Un­for­tu­nately, the old ra­cing-style chair that she bor­rowed didn’t read­ily co­oper­ate. Her legs were in an awk­ward po­s­i­tion, and one of the tires kept los­ing air.

The wheel­chair ath­letes star­ted minutes ahead of the rest of the field, but it wasn’t very long be­fore the race-lead­ing Kenyan men star­ted passing her, fol­lowed by hun­dreds of oth­er run­ners.

“It was a very hum­bling ex­per­i­ence,” she said.

It also be­came a very in­spir­ing ex­per­i­ence as spec­tat­ors and fel­low com­pet­it­ors formed a chain of en­cour­age­ment and sup­port.
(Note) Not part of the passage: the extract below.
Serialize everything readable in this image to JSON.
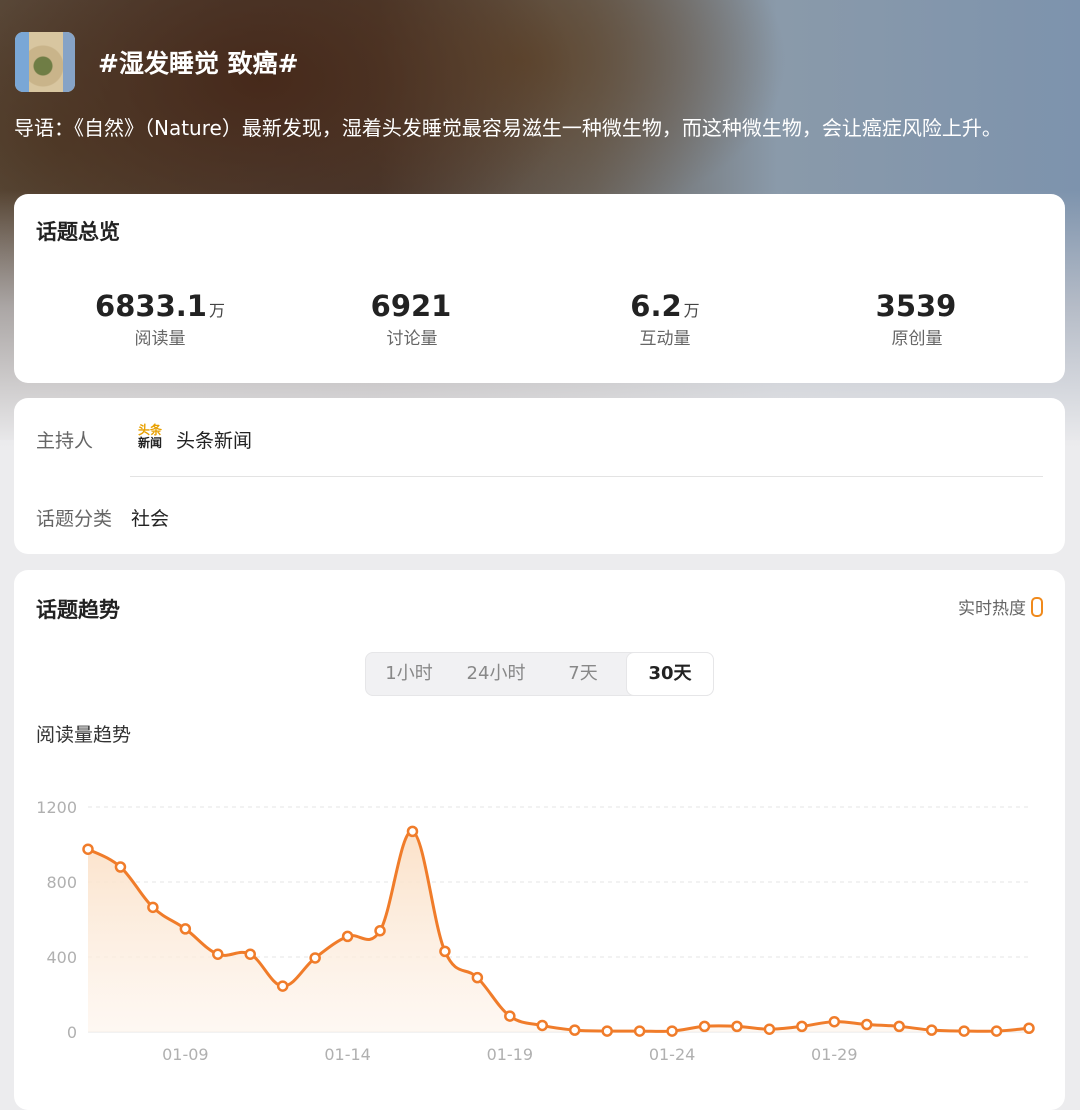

At one point, someone helped her stop at a gas sta­tion on Broad Street to re­fill her tire with air.

“Every­body thinks run­ning is an in­di­vidu­al sport, but I had this whole team of people help­ing me, and they wouldn’t fin­ish un­til I fin­ished,” Schultz said.

Around the same time, she also learned about Able Flight, a non-profit or­gan­iz­a­tion that ar­ranges and funds flight train­ing for people with spin­al cord in­jur­ies, mil­it­ary-re­lated in­jur­ies or cer­tain con­gen­it­al impair­ments.

Ac­cord­ing to Stites, the founder, 19 people have ob­tained pi­lot li­censes through the pro­gram, and many oth­ers have par­ti­cip­ated in flight train­ing.

As a long­time avi­ation writer and pho­to­graph­er, Stites learned of a sim­il­ar pro­gram in Great Bri­tain, but he was un­able to find one in the United States. So he star­ted one with the help of many long­time con­tacts in the avi­ation in­dustry.

Fly­ing an air­plane is lib­er­at­ing phys­ic­ally and emo­tion­ally to Able Flight train­ees, but the learn­ing pro­cess is de­mand­ing.

“It is a chal­lenge that really gets to the emo­tion­al side of life and in­tel­lec­tu­al side of life,” Stites said. “There is a phys­ic­al chal­lenge.

“I’ve been fly­ing for thirty years, and I use my feet and hands like all pi­lots, and it would be a real chal­lenge (for me) to fly only with my hands.”

The pro­gram is in­tens­ive and takes five to six weeks to com­plete. Train­ees learn in the classroom and in the air and must be able to per­form the same man­euvers that a non-im­paired pi­lot can do.

They use a small sport plane ret­ro­fit­ted with spe­cial hand con­trols that re­place foot ped­als. There are only about 20 in the United States. A former Able Flight train­ee and cur­rent board mem­ber, Sean O’Don­nell, owns one of the planes and has opened his own flight school at New Castle County Air­port in Delaware.

Schultz con­siders O’Don­nell her avi­ation ment­or. In June 2010, she traveled to Purdue Uni­versity in In­di­ana for her train­ing. Purdue op­er­ates one of the na­tion’s lead­ing avi­ation pro­grams.

While on one of her first solo flights, Schultz took a par­tic­u­larly hard land­ing that dam­aged the plane.

“It’s not an easy thing to do. It comes more eas­ily to some than oth­ers,” she said. “I did want to leave at that point, but I knew if I left I’d re­gret it later.”

She was back in the air two days later and went on to earn her li­cense.

“Be­com­ing a pi­lot was al­most sec­ond­ary to what I took away from the pro­gram,” Schultz said.

“It gives you the con­fid­ence to em­bark on fu­ture en­deavors that oth­er­wise you may not want to (do) or you feel you wouldn’t be able to handle it. I will go for­ward with (fly­ing), but I will get some more les­sons and go with oth­er people who are pi­lots, be­cause there is still much more to learn.” ••

Re­port­er Wil­li­am Kenny can be reached at 215-354-3031 or

Flight in­form­a­tion …

Vis­it­ for in­form­a­tion about Able Flight.

Vis­it www.mageere­ for in­form­a­tion about Magee Re­hab­il­it­a­tion.

You can reach at

comments powered by Disqus